Suppose $y|\theta \sim$ Exponential$(\theta)$, and the prior distribution of $\theta$ is Gamma$(α,β)$.
(a) Suppose we observe that $y \geq y'$, but do not observe the exact value of $y$. What is the posterior distribution, $p(\theta|y≥y')$, as a function of $\alpha$ and $\beta$? What are the posterior mean and variance of $\theta$?
(b) Suppose that we are now told that y is exactly 100. Now what are the posterior mean and variance of θ?

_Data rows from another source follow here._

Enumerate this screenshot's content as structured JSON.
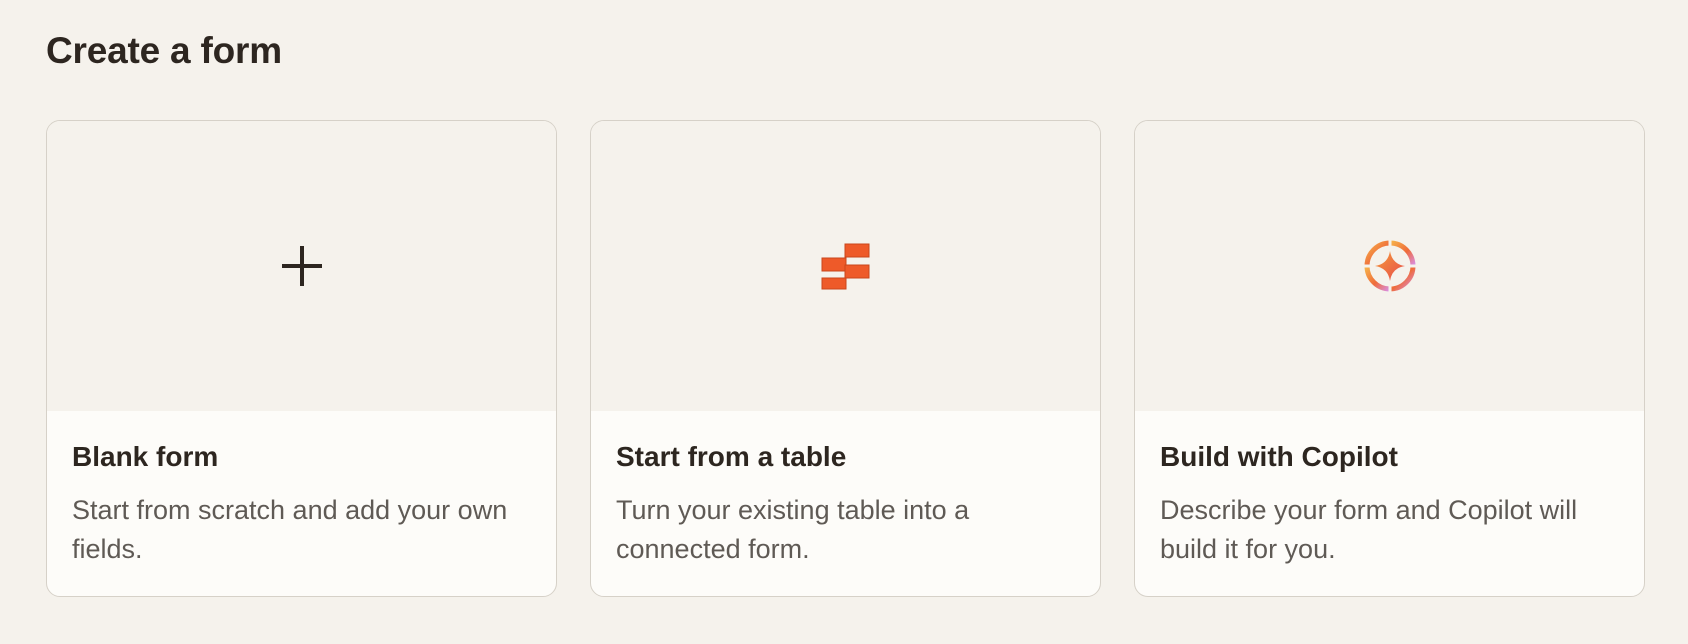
{
  "page": {
    "title": "Create a form"
  },
  "cards": [
    {
      "title": "Blank form",
      "description": "Start from scratch and add your own fields.",
      "icon": "plus-icon"
    },
    {
      "title": "Start from a table",
      "description": "Turn your existing table into a connected form.",
      "icon": "table-icon"
    },
    {
      "title": "Build with Copilot",
      "description": "Describe your form and Copilot will build it for you.",
      "icon": "copilot-icon"
    }
  ],
  "colors": {
    "background": "#f5f2ec",
    "card_body": "#fdfcf9",
    "border": "#d6d1c8",
    "heading": "#2d2620",
    "muted_text": "#5f5a55",
    "table_icon": "#ee5a29"
  }
}
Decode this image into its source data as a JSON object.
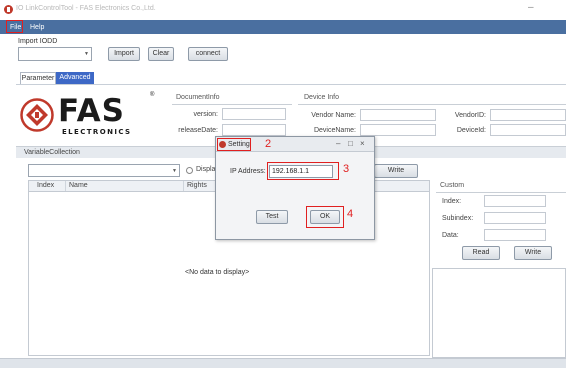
{
  "window": {
    "title": "IO LinkControlTool - FAS Electronics Co.,Ltd."
  },
  "menu": {
    "file": "File",
    "help": "Help"
  },
  "import": {
    "label": "Import IODD",
    "import_btn": "Import",
    "clear_btn": "Clear",
    "connect_btn": "connect"
  },
  "tabs": [
    {
      "label": "Parameter"
    },
    {
      "label": "Advanced"
    }
  ],
  "logo": {
    "letters": "FAS",
    "sub": "ELECTRONICS",
    "reg": "®"
  },
  "document_info": {
    "title": "DocumentInfo",
    "version_label": "version:",
    "release_label": "releaseDate:"
  },
  "device_info": {
    "title": "Device Info",
    "vendor_name_label": "Vendor Name:",
    "device_name_label": "DeviceName:",
    "vendor_id_label": "VendorID:",
    "device_id_label": "DeviceId:"
  },
  "variable_collection": {
    "title": "VariableCollection",
    "display_label": "Display",
    "write_btn": "Write",
    "columns": [
      "Index",
      "Name",
      "Rights"
    ],
    "empty_text": "<No data to display>"
  },
  "custom": {
    "title": "Custom",
    "index_label": "Index:",
    "subindex_label": "Subindex:",
    "data_label": "Data:",
    "read_btn": "Read",
    "write_btn": "Write"
  },
  "dialog": {
    "title": "Setting",
    "ip_label": "IP Address:",
    "ip_value": "192.168.1.1",
    "test_btn": "Test",
    "ok_btn": "OK"
  },
  "annotations": {
    "step2": "2",
    "step3": "3",
    "step4": "4"
  },
  "colors": {
    "menubar": "#4a6fa0",
    "tab_active": "#3d68c6",
    "annotation": "#e02020",
    "brand_red": "#c0392b"
  }
}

It seems clear that this distribution will exploit the memoryless property of the prior exponential distribution. However, I am not exactly clear on how to prove this; in particular I am not sure how to properly incorporate the information that $y \geq y'$ into the likelihood function in order to derive the posterior distribution for the censored data. (Note: assume $y'$ is a known constant.)

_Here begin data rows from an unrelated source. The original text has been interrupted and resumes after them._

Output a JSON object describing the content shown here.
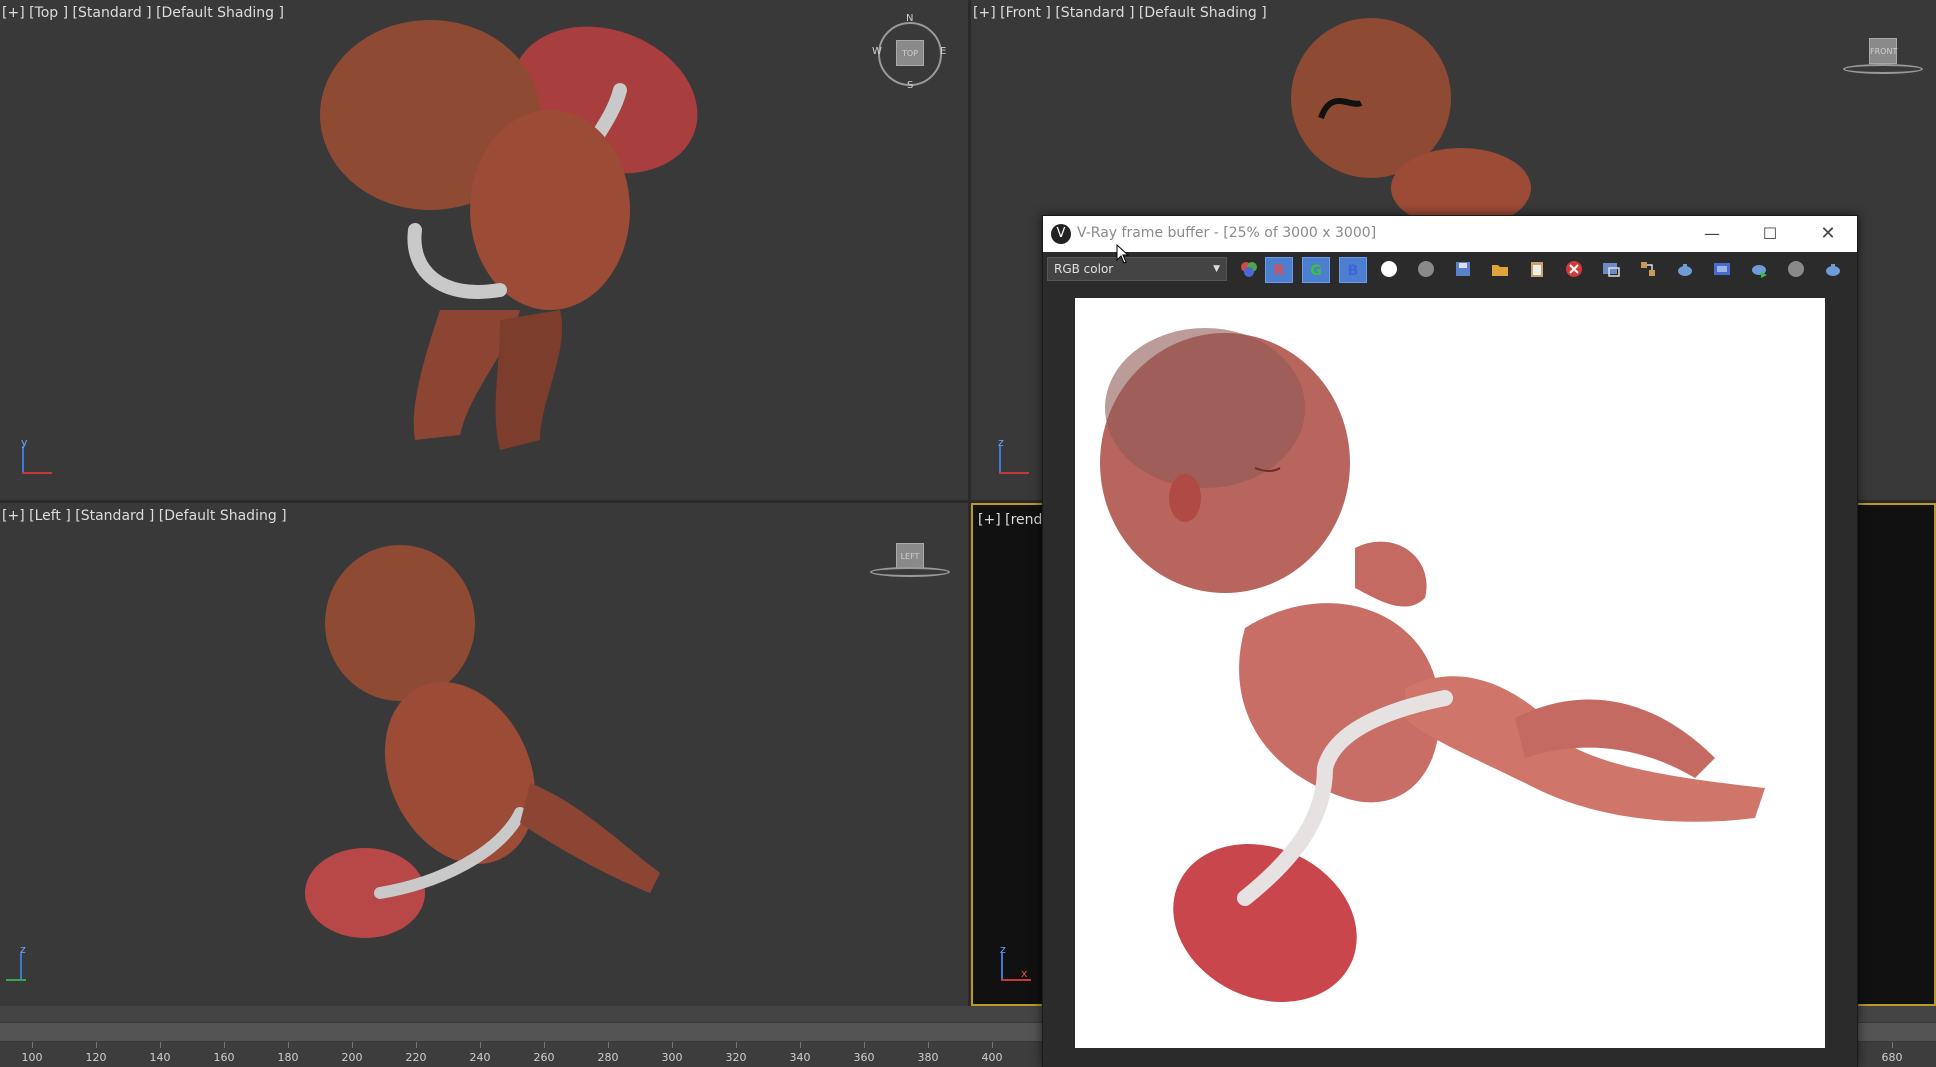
{
  "viewports": {
    "top": {
      "label": "[+] [Top ] [Standard ] [Default Shading ]",
      "viewcube_label": "TOP",
      "compass": {
        "n": "N",
        "s": "S",
        "e": "E",
        "w": "W"
      },
      "axis_up": "y"
    },
    "front": {
      "label": "[+] [Front ] [Standard ] [Default Shading ]",
      "viewcube_label": "FRONT",
      "axis_up": "z"
    },
    "left": {
      "label": "[+] [Left ] [Standard ] [Default Shading ]",
      "viewcube_label": "LEFT",
      "axis_up": "z"
    },
    "render": {
      "label": "[+] [rende",
      "axis_up": "z",
      "axis_right": "x"
    }
  },
  "frame_buffer": {
    "title": "V-Ray frame buffer - [25% of 3000 x 3000]",
    "channel": "RGB color",
    "channel_buttons": {
      "r": "R",
      "g": "G",
      "b": "B"
    },
    "toolbar_icons": [
      "color-balls-icon",
      "white-circle-icon",
      "gray-circle-icon",
      "save-icon",
      "open-folder-icon",
      "clipboard-icon",
      "clear-icon",
      "region-icon",
      "link-icon",
      "teapot-icon",
      "film-icon",
      "teapot-play-icon",
      "stop-icon",
      "teapot-icon-2"
    ]
  },
  "timeline": {
    "ticks": [
      "100",
      "120",
      "140",
      "160",
      "180",
      "200",
      "220",
      "240",
      "260",
      "280",
      "300",
      "320",
      "340",
      "360",
      "380",
      "400",
      "680"
    ]
  },
  "colors": {
    "viewport_bg": "#393939",
    "render_border": "#b89a2a",
    "channel_active": "#4d7fd0"
  }
}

This question is a generalized version of a question from Gelman, Bayesian Data Analysis, 3rd. ed., ch. 2 exercise 20.